# Problem requirements
Return a copy of every line in the records that includes the word "back".

** Supplied records follows **

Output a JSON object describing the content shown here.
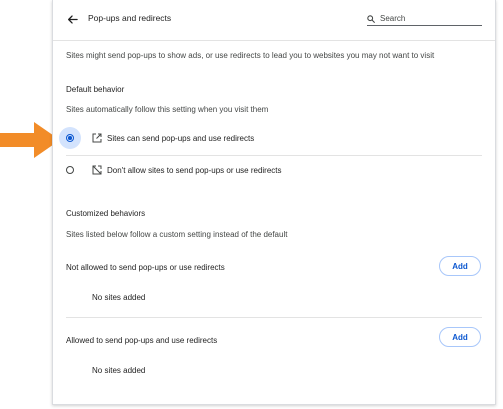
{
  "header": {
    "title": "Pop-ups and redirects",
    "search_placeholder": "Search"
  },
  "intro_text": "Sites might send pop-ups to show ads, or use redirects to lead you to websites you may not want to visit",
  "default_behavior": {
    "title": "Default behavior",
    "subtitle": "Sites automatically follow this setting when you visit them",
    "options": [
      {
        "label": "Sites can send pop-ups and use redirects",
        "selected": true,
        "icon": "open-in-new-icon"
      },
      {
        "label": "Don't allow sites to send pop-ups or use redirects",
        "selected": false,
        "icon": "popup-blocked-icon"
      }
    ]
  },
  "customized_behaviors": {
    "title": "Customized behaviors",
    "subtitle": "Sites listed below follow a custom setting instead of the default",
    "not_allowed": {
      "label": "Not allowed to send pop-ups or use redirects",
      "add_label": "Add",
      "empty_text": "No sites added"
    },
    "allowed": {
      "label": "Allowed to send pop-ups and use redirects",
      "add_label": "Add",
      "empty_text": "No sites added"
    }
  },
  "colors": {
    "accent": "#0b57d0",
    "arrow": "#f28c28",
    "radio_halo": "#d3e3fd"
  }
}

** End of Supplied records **
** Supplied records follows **

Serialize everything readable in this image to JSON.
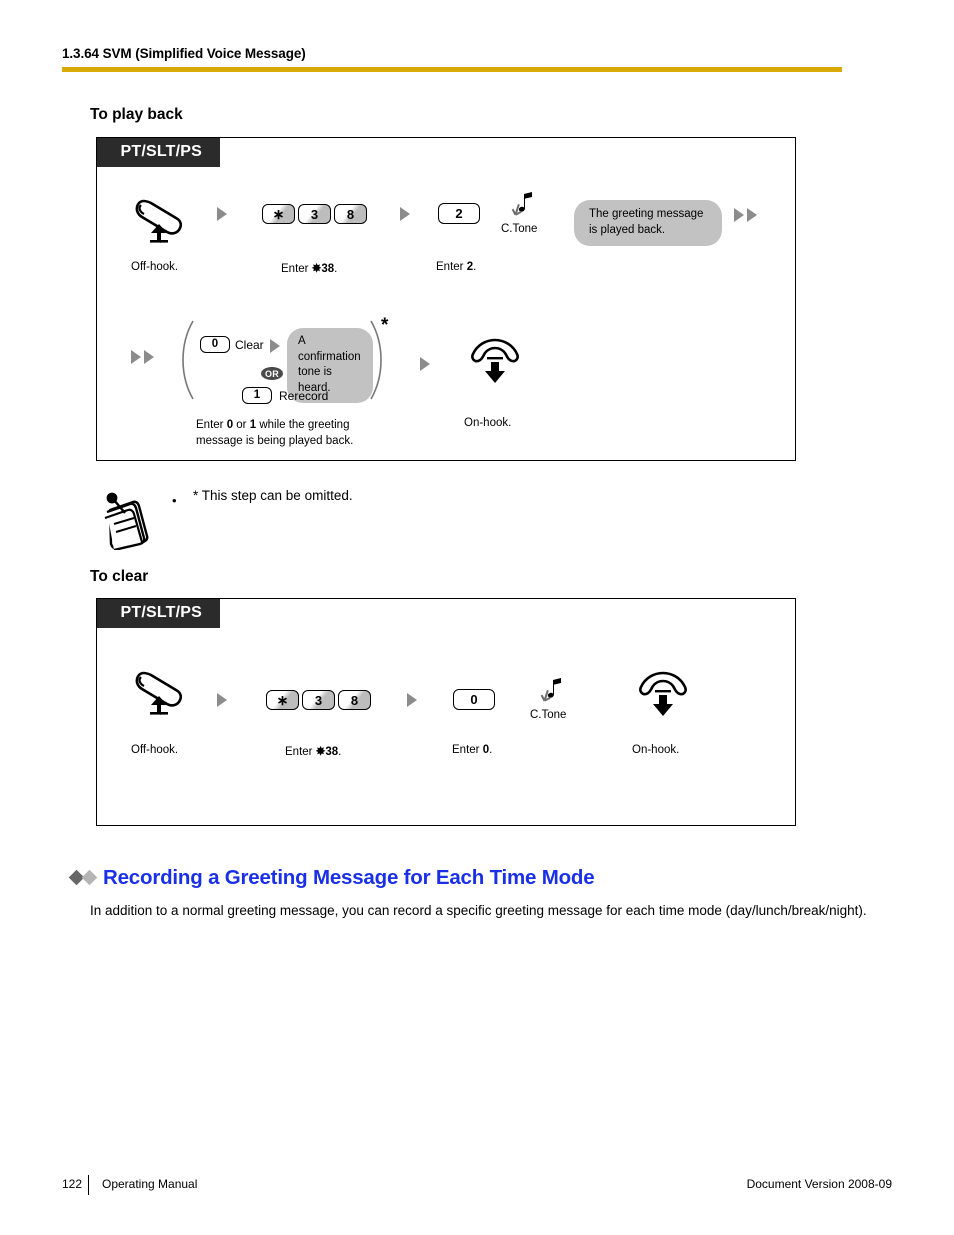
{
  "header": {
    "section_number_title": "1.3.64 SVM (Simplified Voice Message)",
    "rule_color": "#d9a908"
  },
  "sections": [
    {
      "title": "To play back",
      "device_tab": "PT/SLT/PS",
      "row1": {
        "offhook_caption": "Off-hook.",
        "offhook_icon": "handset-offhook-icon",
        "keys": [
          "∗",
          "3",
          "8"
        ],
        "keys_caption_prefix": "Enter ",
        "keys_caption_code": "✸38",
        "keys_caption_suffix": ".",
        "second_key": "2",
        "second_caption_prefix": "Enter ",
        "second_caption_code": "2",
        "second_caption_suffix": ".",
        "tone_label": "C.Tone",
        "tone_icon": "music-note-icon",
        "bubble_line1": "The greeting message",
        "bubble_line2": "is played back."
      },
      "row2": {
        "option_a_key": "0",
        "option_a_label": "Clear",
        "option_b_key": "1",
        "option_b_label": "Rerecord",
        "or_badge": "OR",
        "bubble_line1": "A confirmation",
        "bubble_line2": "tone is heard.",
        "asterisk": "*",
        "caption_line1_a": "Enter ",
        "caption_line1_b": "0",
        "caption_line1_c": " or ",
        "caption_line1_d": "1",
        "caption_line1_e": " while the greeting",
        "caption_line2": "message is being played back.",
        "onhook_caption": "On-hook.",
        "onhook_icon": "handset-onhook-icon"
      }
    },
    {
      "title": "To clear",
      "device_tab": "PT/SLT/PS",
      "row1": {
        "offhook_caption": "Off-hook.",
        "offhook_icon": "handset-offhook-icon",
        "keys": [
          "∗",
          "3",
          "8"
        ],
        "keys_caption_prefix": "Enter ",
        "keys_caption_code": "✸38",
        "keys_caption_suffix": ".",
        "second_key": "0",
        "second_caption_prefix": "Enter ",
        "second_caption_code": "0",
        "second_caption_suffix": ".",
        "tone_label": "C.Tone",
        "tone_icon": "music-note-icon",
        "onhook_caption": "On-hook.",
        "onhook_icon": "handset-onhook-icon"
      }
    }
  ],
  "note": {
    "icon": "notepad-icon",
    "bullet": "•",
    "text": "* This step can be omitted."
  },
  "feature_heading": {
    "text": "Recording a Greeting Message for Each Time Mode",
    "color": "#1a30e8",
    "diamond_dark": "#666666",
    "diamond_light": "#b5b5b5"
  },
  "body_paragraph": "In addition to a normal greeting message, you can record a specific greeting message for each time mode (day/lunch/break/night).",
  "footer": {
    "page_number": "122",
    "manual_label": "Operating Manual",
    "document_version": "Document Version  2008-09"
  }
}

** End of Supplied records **

# Task output
      "title": "To play back",
        "bubble_line2": "is played back."
        "caption_line2": "message is being played back.",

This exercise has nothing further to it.